*INPUT RECORDS*:
◇ ◇ ◇ ◇
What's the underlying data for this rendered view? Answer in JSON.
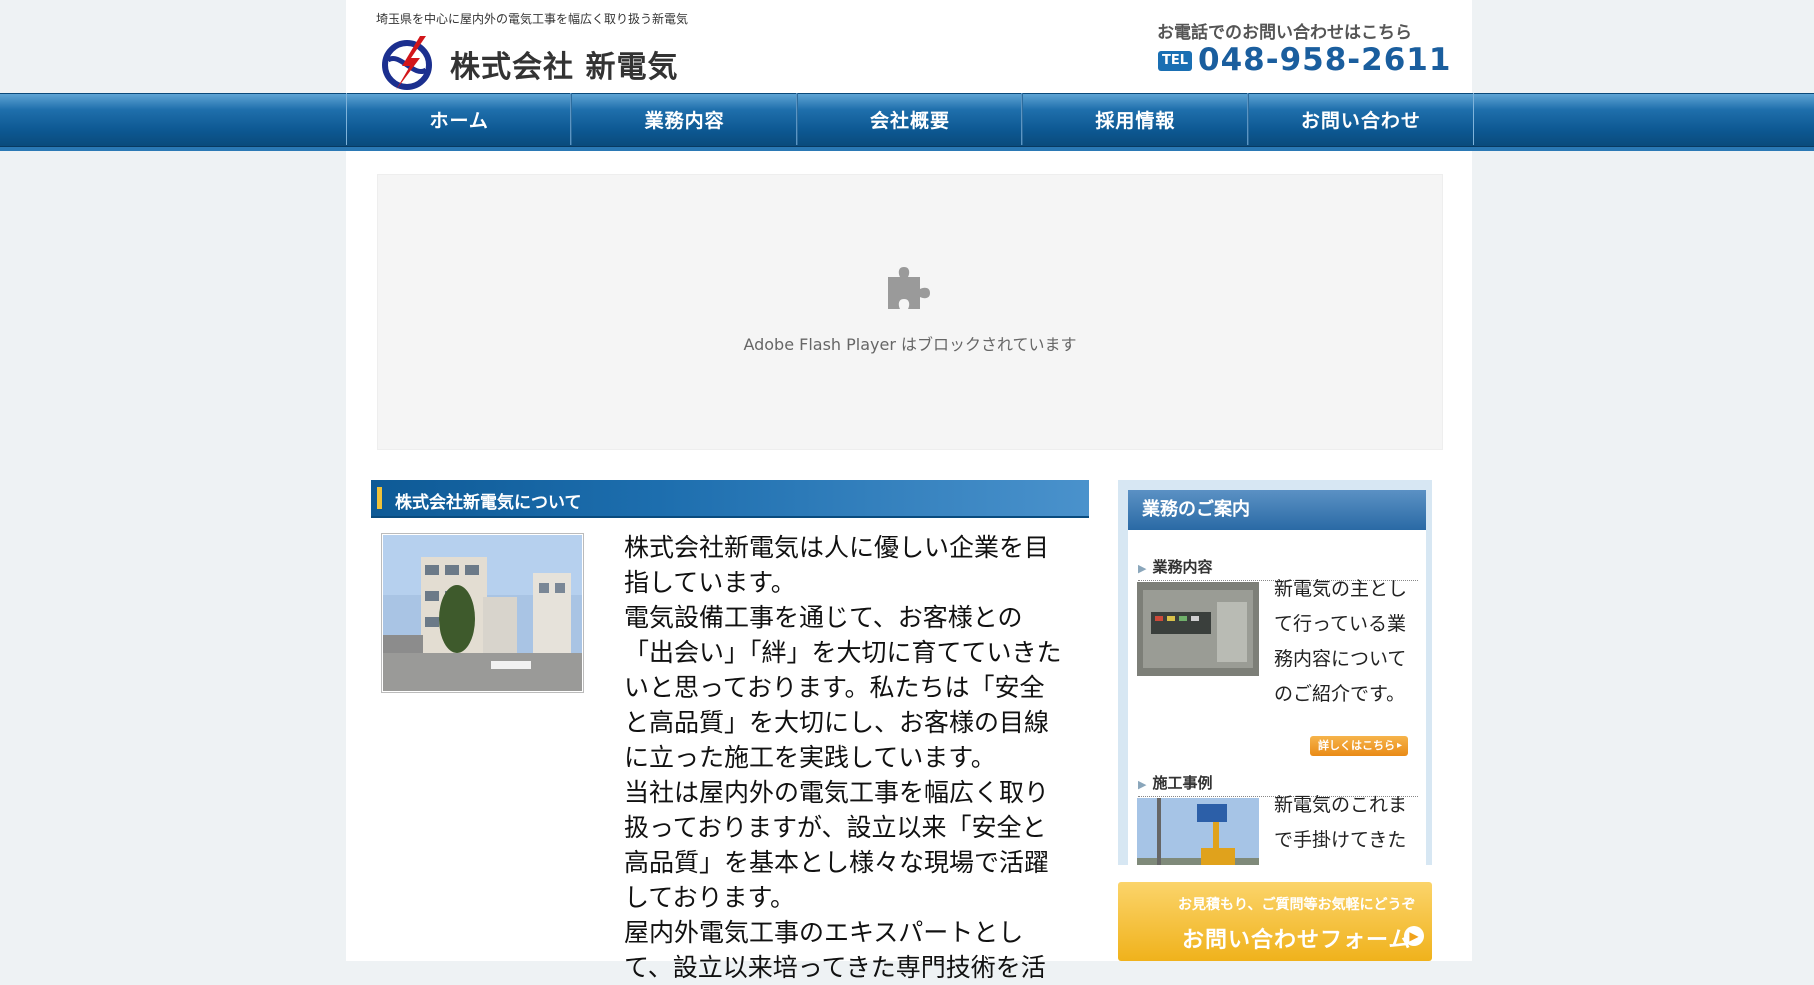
{
  "header": {
    "tagline": "埼玉県を中心に屋内外の電気工事を幅広く取り扱う新電気",
    "company_name": "株式会社 新電気",
    "contact_label": "お電話でのお問い合わせはこちら",
    "tel_badge": "TEL",
    "tel_number": "048-958-2611"
  },
  "nav": {
    "items": [
      {
        "label": "ホーム"
      },
      {
        "label": "業務内容"
      },
      {
        "label": "会社概要"
      },
      {
        "label": "採用情報"
      },
      {
        "label": "お問い合わせ"
      }
    ]
  },
  "flash": {
    "message": "Adobe Flash Player はブロックされています",
    "icon": "puzzle-icon"
  },
  "main": {
    "heading": "株式会社新電気について",
    "paragraphs": [
      "株式会社新電気は人に優しい企業を目指しています。",
      "電気設備工事を通じて、お客様との「出会い」「絆」を大切に育てていきたいと思っております。私たちは「安全と高品質」を大切にし、お客様の目線に立った施工を実践しています。",
      "当社は屋内外の電気工事を幅広く取り扱っておりますが、設立以来「安全と高品質」を基本とし様々な現場で活躍しております。",
      "屋内外電気工事のエキスパートとして、設立以来培ってきた専門技術を活"
    ]
  },
  "sidebar": {
    "title": "業務のご案内",
    "sections": [
      {
        "heading": "業務内容",
        "text": "新電気の主として行っている業務内容についてのご紹介です。",
        "button": "詳しくはこちら"
      },
      {
        "heading": "施工事例",
        "text": "新電気のこれまで手掛けてきた施工実績をご紹"
      }
    ]
  },
  "contact_banner": {
    "small": "お見積もり、ご質問等お気軽にどうぞ",
    "big": "お問い合わせフォーム"
  },
  "colors": {
    "nav_blue": "#0d5892",
    "accent_orange": "#f0b21c",
    "tel_blue": "#1a5e9e"
  }
}
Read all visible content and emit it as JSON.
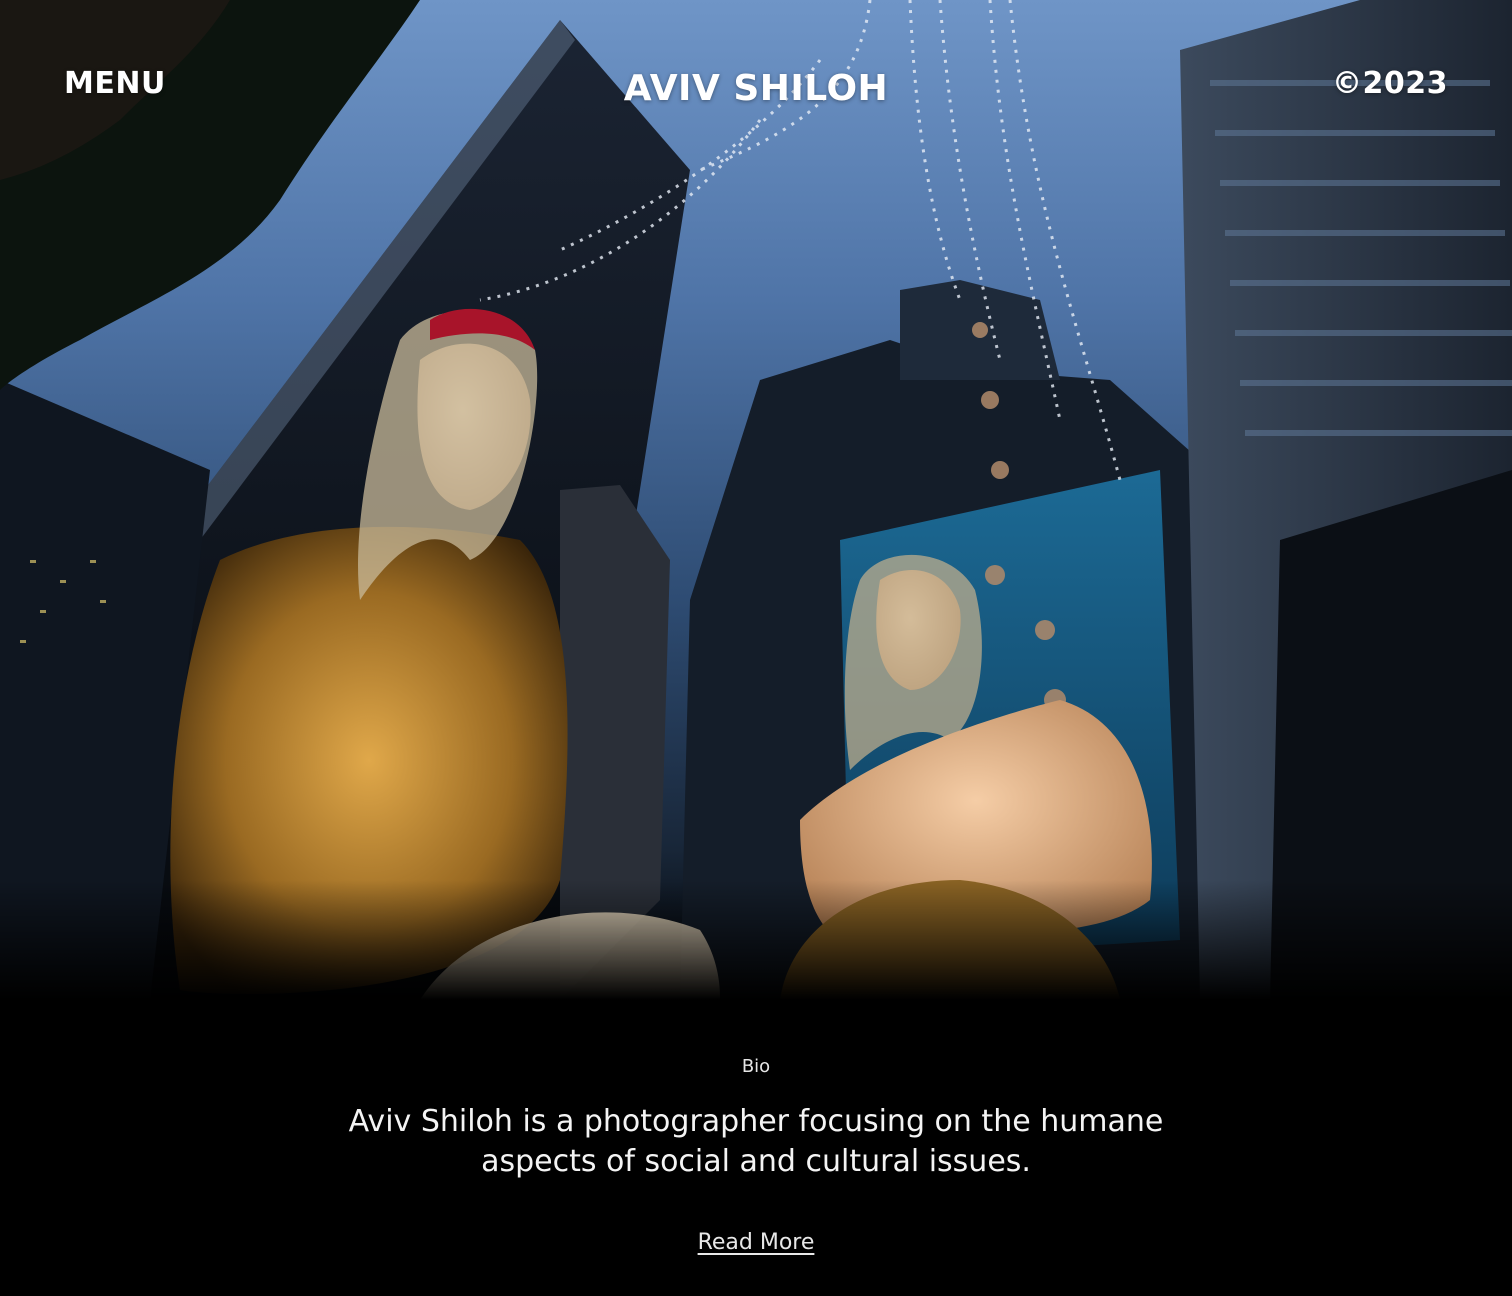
{
  "header": {
    "menu_label": "MENU",
    "brand": "AVIV SHILOH",
    "year": "©2023"
  },
  "hero": {
    "image_subject": "mannequins-in-shop-window-photo"
  },
  "bio": {
    "label": "Bio",
    "text": "Aviv Shiloh is a photographer focusing on the humane aspects of social and cultural issues.",
    "read_more": "Read More"
  },
  "colors": {
    "background": "#000000",
    "text": "#ffffff"
  }
}
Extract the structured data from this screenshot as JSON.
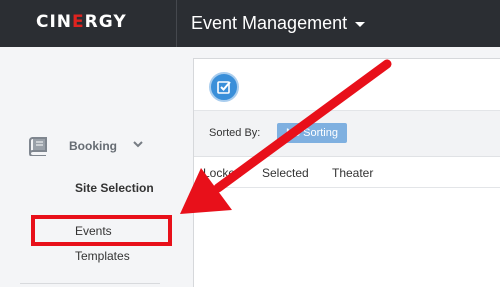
{
  "header": {
    "logo_left": "CIN",
    "logo_e": "E",
    "logo_right": "RGY",
    "module": "Event Management"
  },
  "sidebar": {
    "booking_label": "Booking",
    "items": [
      {
        "label": "Site Selection"
      },
      {
        "label": "Events"
      },
      {
        "label": "Templates"
      }
    ]
  },
  "main": {
    "sorted_by_label": "Sorted By:",
    "sort_chip_label": "No Sorting",
    "columns": [
      "Locked",
      "Selected",
      "Theater"
    ]
  },
  "colors": {
    "topbar": "#2b2e33",
    "brand_red": "#e0231f",
    "accent_blue": "#3a8fd9",
    "annotation_red": "#e8101a"
  },
  "icons": [
    "book-icon",
    "chevron-down-icon",
    "checkbox-icon",
    "caret-down-icon"
  ]
}
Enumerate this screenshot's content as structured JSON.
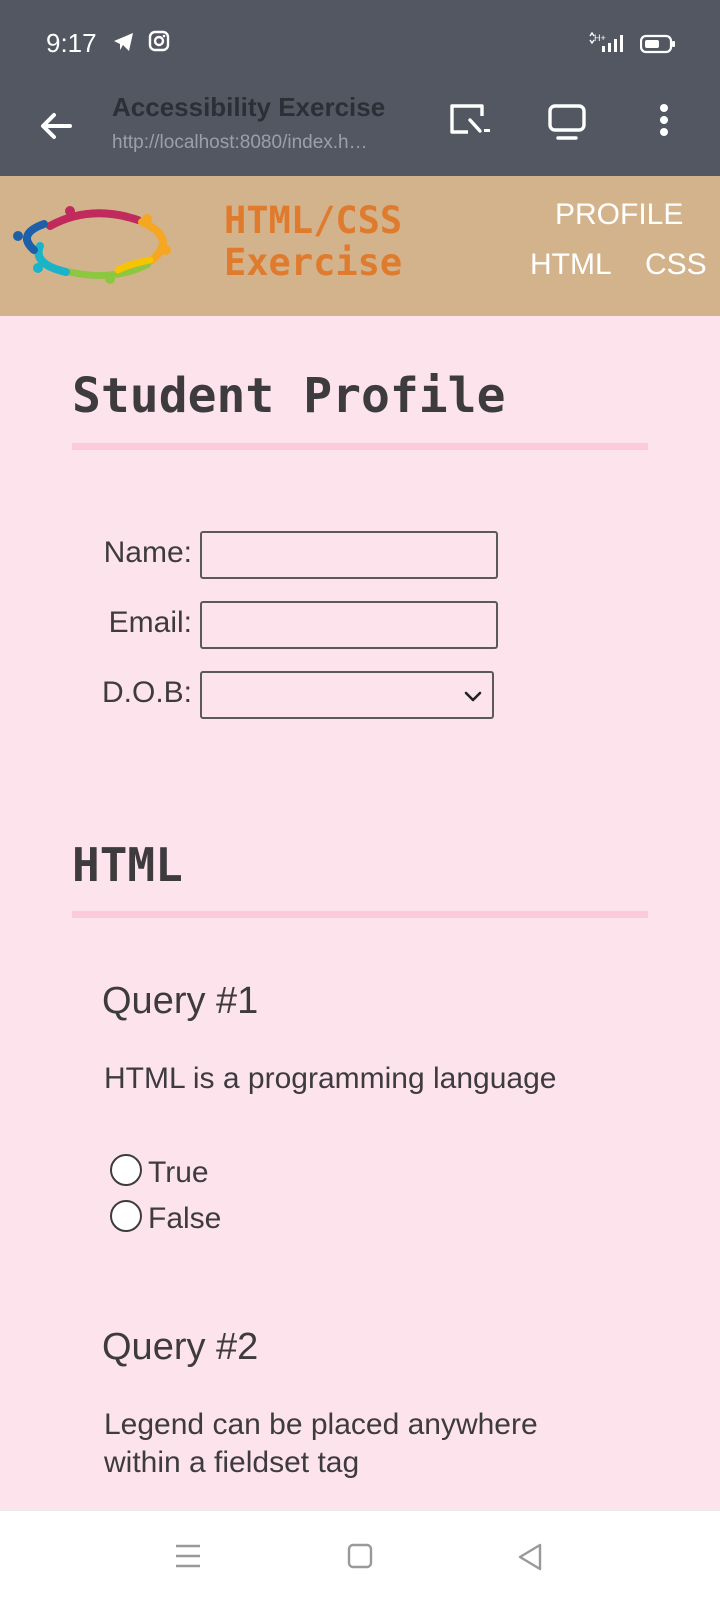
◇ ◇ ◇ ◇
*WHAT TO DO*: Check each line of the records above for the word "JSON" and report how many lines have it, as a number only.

*TASK RESPONSE*: 4